I wrote all that to explain why I think your comparison system is fantastic for shooting. It emulates reality very well while being abstract. Unfortunately, you’re also trying to mix in a soldier’s effective firing range with tabletop range bands and target visibility, and it’s becoming a complicated mess. The Awareness stat (which I still don’t understand) also ties into this, making it more complicated. In gaming and life, KISS.
I'm going to take another crack at it though, in a simpler form. Which will include influences from what you've just told me. Next time, comment on the posts!
I think that your viewpoint, as someone who's actually used military hardware/tactics, is extremely valuable to have. I'm an idea machine, and Eriochrome is great at analysis, but neither one of us has any actual experience in the field to base our ideas on. So get in there and ground us in reality!
Oh, and the Awareness Stat is (currently) how far a unit can see into concealing terrain, and also its standard short range.
My proposal is this. Have flat Range Bands which effectively modify Ballistic Skill, and flat Terrain Modifiers to modify Evasion… instead of the current matrix. But maybe that’s exactly what you’re doing, but presenting it in a matrix makes it hard to figure out.Parts of it are harder than others. Determining a dynamic 'short range' was easy.
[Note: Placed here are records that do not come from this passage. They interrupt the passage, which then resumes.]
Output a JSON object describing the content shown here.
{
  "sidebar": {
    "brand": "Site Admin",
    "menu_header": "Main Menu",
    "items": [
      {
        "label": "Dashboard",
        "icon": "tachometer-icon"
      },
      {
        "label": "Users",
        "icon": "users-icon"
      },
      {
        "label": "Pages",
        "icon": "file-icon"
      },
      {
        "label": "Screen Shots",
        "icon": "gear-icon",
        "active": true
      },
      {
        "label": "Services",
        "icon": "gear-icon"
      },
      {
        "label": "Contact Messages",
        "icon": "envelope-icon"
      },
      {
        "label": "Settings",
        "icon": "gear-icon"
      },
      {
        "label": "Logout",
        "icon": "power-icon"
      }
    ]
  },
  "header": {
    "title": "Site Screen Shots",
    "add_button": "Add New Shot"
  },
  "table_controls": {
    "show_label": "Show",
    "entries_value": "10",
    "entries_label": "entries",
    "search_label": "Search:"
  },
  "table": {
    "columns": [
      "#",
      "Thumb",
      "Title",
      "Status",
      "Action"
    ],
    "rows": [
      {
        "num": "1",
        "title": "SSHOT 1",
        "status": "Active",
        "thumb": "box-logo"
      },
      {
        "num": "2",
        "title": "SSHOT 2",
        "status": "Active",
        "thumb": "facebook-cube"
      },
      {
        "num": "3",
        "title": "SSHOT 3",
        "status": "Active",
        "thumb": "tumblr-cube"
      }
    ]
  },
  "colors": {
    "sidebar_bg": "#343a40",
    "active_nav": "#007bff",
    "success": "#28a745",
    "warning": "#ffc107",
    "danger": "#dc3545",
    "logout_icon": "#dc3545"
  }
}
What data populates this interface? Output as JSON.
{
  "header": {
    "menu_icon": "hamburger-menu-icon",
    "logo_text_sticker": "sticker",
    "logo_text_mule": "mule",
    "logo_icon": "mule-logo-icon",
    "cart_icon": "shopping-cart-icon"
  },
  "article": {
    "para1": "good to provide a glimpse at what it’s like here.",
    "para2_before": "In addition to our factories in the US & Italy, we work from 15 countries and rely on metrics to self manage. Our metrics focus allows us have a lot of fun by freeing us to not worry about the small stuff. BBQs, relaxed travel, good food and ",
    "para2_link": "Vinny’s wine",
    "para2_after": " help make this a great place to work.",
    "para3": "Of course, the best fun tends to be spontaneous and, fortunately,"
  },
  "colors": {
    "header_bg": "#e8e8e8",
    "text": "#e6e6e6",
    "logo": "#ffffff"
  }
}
It was the other bands that bogged everything down in silly ways.
Awareness is then part of a conditional modifier (is a Unit “Aware” of their target?) which provides a bonus to hit. Further, Awareness could work the other way. If a Unit is Unaware of who’s shooting them, they receive a modifier to their Evasion. This would allow you to have Suppression and Flanking rules (these conditions modify Awareness) that have no bearing on unit facing.I like many of those ideas. Let me think on it, combine it with the suggestions I got from the testers yesterday, and get back to you on it. :)
For example, if a Unit is Suppressed, they have a negative modifier to Awareness when they get shot by additional units. Flanking happens when the target unit is Unaware of what unit is shooting them, and the shooting unit has Awareness of the target unit. Perhaps make cover and line of sight part of the Awareness modifier, and it shouldn’t be too hard to have an elegant system of conditions and modifiers.
With this kind of system, Going-to-Ground could give a small bonus to Evasion, while reducing the unit to Unaware, and make it easy to Flank them… which gives a huge penalty to Evasion; or maybe cancels the GtG Evasion Bonus while granting a BS bonus. Statistically, it should work out about the same.
(To Be Continued...)